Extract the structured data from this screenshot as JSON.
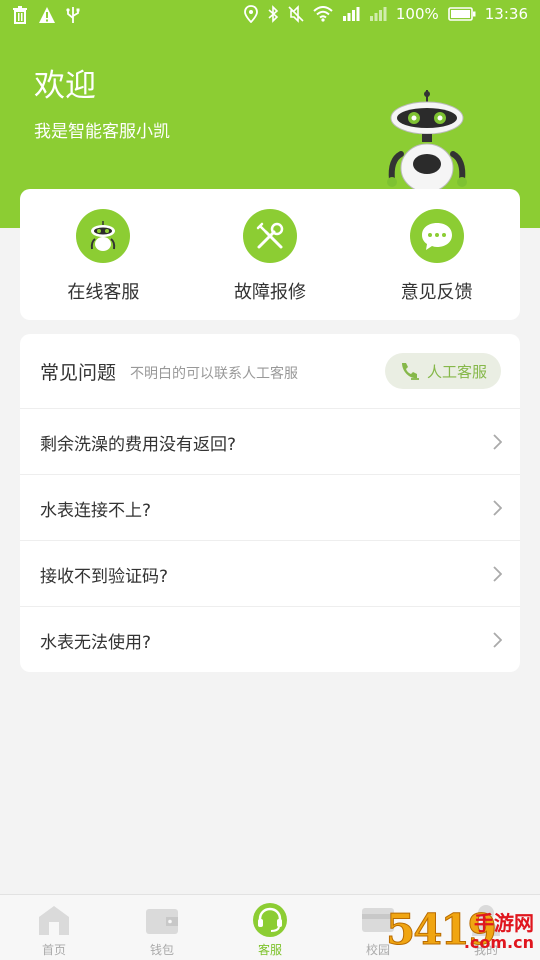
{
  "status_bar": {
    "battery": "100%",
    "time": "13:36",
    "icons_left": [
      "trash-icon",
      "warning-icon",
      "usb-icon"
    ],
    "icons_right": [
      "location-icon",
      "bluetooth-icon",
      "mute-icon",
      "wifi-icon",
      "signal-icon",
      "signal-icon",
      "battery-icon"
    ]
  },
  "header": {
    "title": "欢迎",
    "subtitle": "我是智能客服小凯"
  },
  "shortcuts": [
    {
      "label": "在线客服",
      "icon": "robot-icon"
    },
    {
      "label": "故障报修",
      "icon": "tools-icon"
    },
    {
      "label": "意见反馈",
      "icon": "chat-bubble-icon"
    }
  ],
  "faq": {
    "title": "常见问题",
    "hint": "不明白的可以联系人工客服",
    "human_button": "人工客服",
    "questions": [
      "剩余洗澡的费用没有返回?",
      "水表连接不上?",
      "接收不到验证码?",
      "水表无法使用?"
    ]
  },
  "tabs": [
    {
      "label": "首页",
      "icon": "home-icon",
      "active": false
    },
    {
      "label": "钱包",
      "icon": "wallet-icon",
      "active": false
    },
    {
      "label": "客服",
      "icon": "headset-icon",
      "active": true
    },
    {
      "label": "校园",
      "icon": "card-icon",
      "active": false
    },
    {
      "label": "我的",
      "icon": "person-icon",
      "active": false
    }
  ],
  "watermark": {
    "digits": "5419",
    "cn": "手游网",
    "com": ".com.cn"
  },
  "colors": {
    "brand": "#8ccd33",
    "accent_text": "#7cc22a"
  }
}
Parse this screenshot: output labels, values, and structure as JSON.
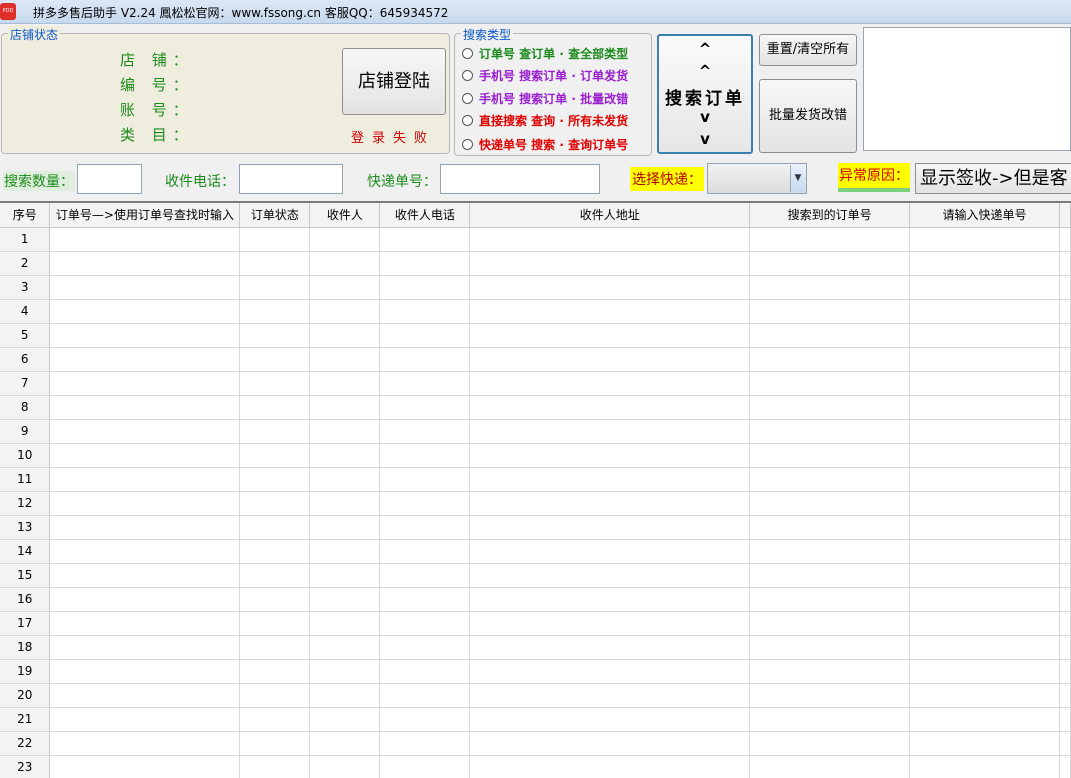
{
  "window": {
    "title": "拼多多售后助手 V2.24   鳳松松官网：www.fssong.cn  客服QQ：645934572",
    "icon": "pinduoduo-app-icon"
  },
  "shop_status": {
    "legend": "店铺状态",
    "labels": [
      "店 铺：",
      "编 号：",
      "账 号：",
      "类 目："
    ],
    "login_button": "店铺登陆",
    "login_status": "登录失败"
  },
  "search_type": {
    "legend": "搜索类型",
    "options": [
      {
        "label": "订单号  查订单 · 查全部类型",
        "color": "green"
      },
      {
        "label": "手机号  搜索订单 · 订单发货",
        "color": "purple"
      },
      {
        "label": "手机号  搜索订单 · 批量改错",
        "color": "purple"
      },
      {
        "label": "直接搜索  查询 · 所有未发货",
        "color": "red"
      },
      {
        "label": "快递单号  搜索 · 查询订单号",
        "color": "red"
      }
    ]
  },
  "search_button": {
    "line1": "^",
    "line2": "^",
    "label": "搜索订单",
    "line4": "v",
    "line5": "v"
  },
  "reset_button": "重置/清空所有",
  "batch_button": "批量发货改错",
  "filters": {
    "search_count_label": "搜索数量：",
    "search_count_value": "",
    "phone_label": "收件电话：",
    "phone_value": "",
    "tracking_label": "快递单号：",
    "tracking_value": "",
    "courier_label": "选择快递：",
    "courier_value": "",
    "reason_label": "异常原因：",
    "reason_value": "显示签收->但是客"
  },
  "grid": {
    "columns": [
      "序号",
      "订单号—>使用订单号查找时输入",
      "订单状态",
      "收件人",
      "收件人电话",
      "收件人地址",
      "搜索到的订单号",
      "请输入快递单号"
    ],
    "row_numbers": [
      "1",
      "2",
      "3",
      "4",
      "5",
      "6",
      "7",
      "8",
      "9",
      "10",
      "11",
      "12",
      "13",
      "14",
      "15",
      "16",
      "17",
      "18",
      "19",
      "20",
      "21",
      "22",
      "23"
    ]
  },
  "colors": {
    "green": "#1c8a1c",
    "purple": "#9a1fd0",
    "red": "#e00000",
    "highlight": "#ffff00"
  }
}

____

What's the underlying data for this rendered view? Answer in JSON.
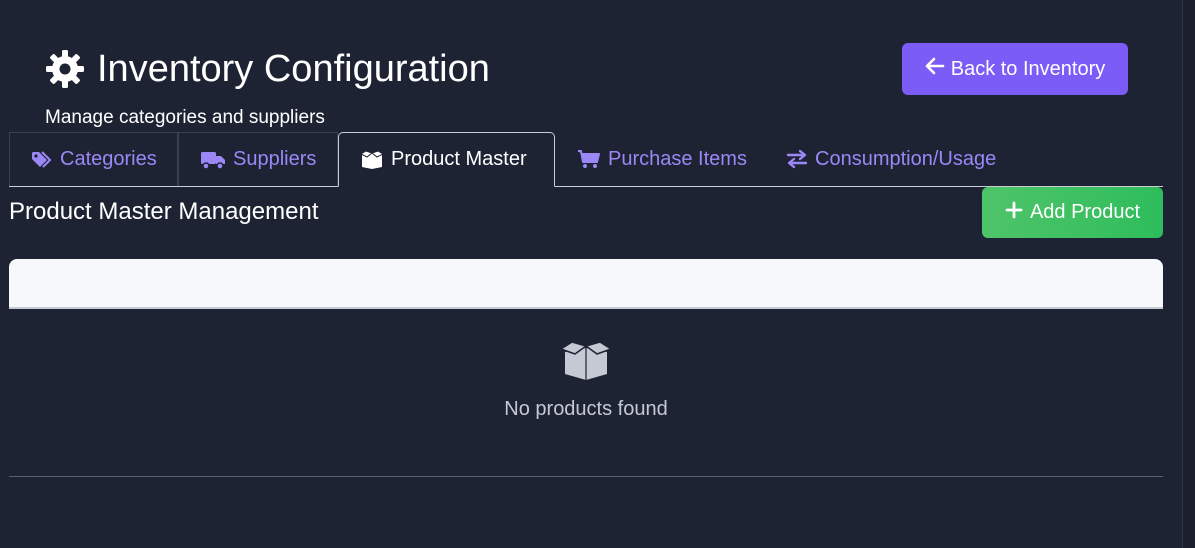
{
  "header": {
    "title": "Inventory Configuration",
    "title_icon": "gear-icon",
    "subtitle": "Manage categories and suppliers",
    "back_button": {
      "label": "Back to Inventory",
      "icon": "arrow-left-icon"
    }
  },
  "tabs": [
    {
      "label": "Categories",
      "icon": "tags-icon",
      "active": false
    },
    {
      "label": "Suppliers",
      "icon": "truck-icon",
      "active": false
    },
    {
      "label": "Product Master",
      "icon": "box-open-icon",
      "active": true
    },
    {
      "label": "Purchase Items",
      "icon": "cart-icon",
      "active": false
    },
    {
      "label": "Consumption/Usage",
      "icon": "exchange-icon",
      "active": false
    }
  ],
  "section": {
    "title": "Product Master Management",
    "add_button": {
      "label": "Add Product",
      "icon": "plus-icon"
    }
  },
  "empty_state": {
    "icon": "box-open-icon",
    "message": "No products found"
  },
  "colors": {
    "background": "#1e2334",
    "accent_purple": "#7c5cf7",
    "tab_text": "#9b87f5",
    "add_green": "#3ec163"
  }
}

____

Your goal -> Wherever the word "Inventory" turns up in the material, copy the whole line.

Reply to the exercise ->
    "title": "Inventory Configuration",
      "label": "Back to Inventory",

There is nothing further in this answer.